⟨

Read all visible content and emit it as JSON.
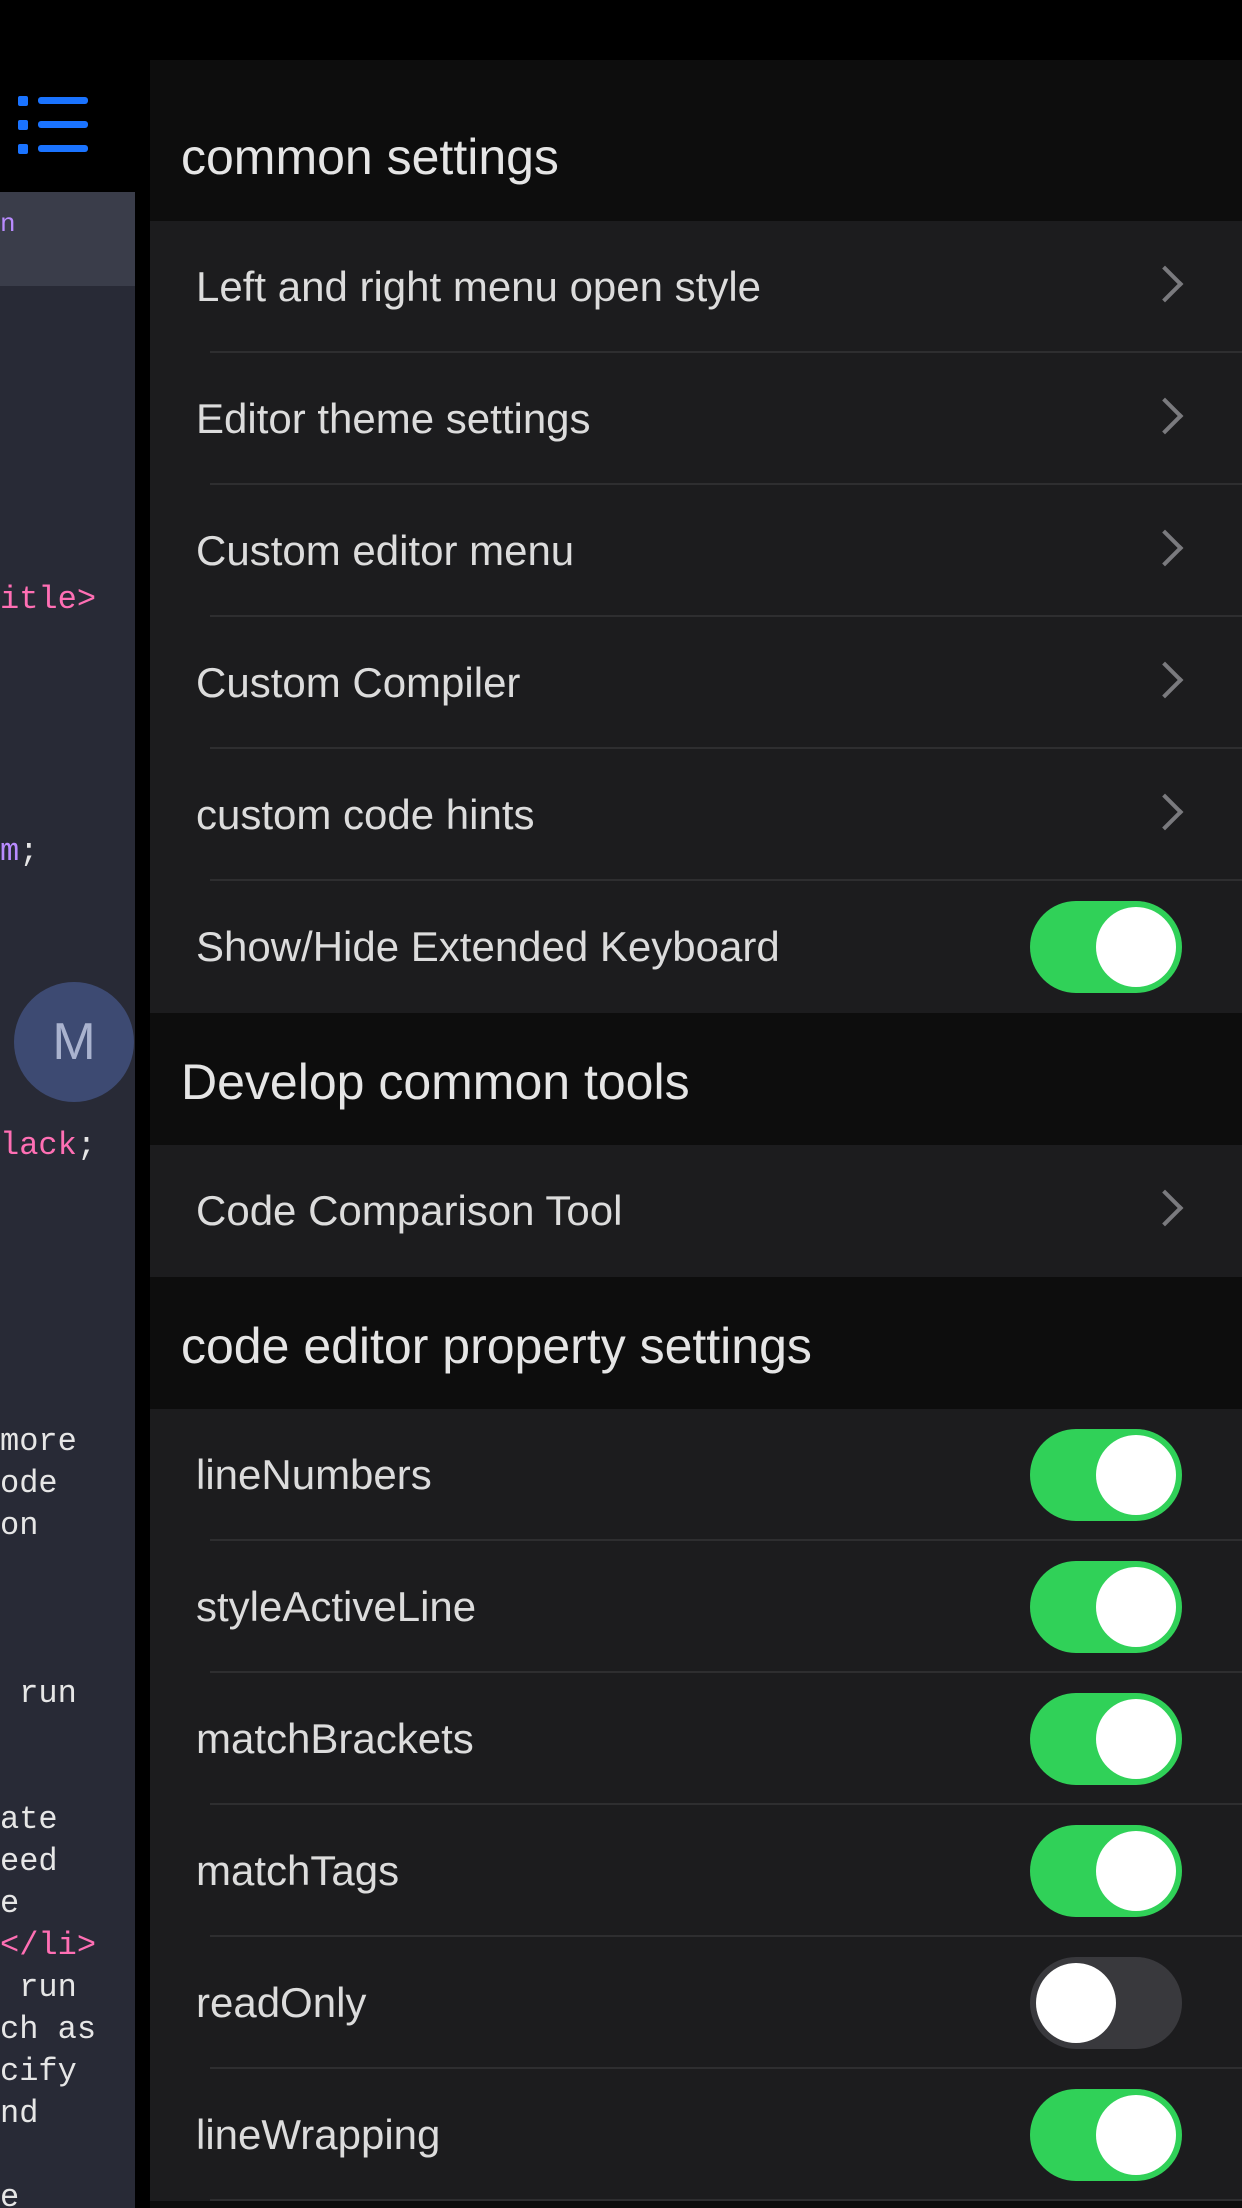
{
  "sections": [
    {
      "title": "common settings",
      "rows": [
        {
          "label": "Left and right menu open style",
          "type": "link"
        },
        {
          "label": "Editor theme settings",
          "type": "link"
        },
        {
          "label": "Custom editor menu",
          "type": "link"
        },
        {
          "label": "Custom Compiler",
          "type": "link"
        },
        {
          "label": "custom code hints",
          "type": "link"
        },
        {
          "label": "Show/Hide Extended Keyboard",
          "type": "toggle",
          "on": true
        }
      ]
    },
    {
      "title": "Develop common tools",
      "rows": [
        {
          "label": "Code Comparison Tool",
          "type": "link"
        }
      ]
    },
    {
      "title": "code editor property settings",
      "rows": [
        {
          "label": "lineNumbers",
          "type": "toggle",
          "on": true
        },
        {
          "label": "styleActiveLine",
          "type": "toggle",
          "on": true
        },
        {
          "label": "matchBrackets",
          "type": "toggle",
          "on": true
        },
        {
          "label": "matchTags",
          "type": "toggle",
          "on": true
        },
        {
          "label": "readOnly",
          "type": "toggle",
          "on": false
        },
        {
          "label": "lineWrapping",
          "type": "toggle",
          "on": true
        }
      ]
    }
  ],
  "editor": {
    "avatar_letter": "M",
    "code_fragments": [
      "n",
      "itle>",
      "m",
      ";",
      "lack",
      ";",
      "more",
      "ode",
      "on",
      " run",
      "ate",
      "eed",
      "e",
      "</li>",
      " run",
      "ch as",
      "cify",
      "nd",
      "e"
    ]
  },
  "colors": {
    "toggle_on": "#30d158",
    "toggle_off": "#39393d",
    "menu_icon": "#1a73ff",
    "row_bg": "#1c1c1e",
    "panel_bg": "#0d0d0d"
  },
  "icons": {
    "menu": "list-icon",
    "chevron": "chevron-right-icon"
  }
}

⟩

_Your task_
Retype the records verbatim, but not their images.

_Exercise response_
Read all visible content and emit it as JSON.
{
  "sections": [
    {
      "title": "common settings",
      "rows": [
        {
          "label": "Left and right menu open style",
          "type": "link"
        },
        {
          "label": "Editor theme settings",
          "type": "link"
        },
        {
          "label": "Custom editor menu",
          "type": "link"
        },
        {
          "label": "Custom Compiler",
          "type": "link"
        },
        {
          "label": "custom code hints",
          "type": "link"
        },
        {
          "label": "Show/Hide Extended Keyboard",
          "type": "toggle",
          "on": true
        }
      ]
    },
    {
      "title": "Develop common tools",
      "rows": [
        {
          "label": "Code Comparison Tool",
          "type": "link"
        }
      ]
    },
    {
      "title": "code editor property settings",
      "rows": [
        {
          "label": "lineNumbers",
          "type": "toggle",
          "on": true
        },
        {
          "label": "styleActiveLine",
          "type": "toggle",
          "on": true
        },
        {
          "label": "matchBrackets",
          "type": "toggle",
          "on": true
        },
        {
          "label": "matchTags",
          "type": "toggle",
          "on": true
        },
        {
          "label": "readOnly",
          "type": "toggle",
          "on": false
        },
        {
          "label": "lineWrapping",
          "type": "toggle",
          "on": true
        }
      ]
    }
  ],
  "editor": {
    "avatar_letter": "M",
    "code_fragments": [
      "n",
      "itle>",
      "m",
      ";",
      "lack",
      ";",
      "more",
      "ode",
      "on",
      " run",
      "ate",
      "eed",
      "e",
      "</li>",
      " run",
      "ch as",
      "cify",
      "nd",
      "e"
    ]
  },
  "colors": {
    "toggle_on": "#30d158",
    "toggle_off": "#39393d",
    "menu_icon": "#1a73ff",
    "row_bg": "#1c1c1e",
    "panel_bg": "#0d0d0d"
  },
  "icons": {
    "menu": "list-icon",
    "chevron": "chevron-right-icon"
  }
}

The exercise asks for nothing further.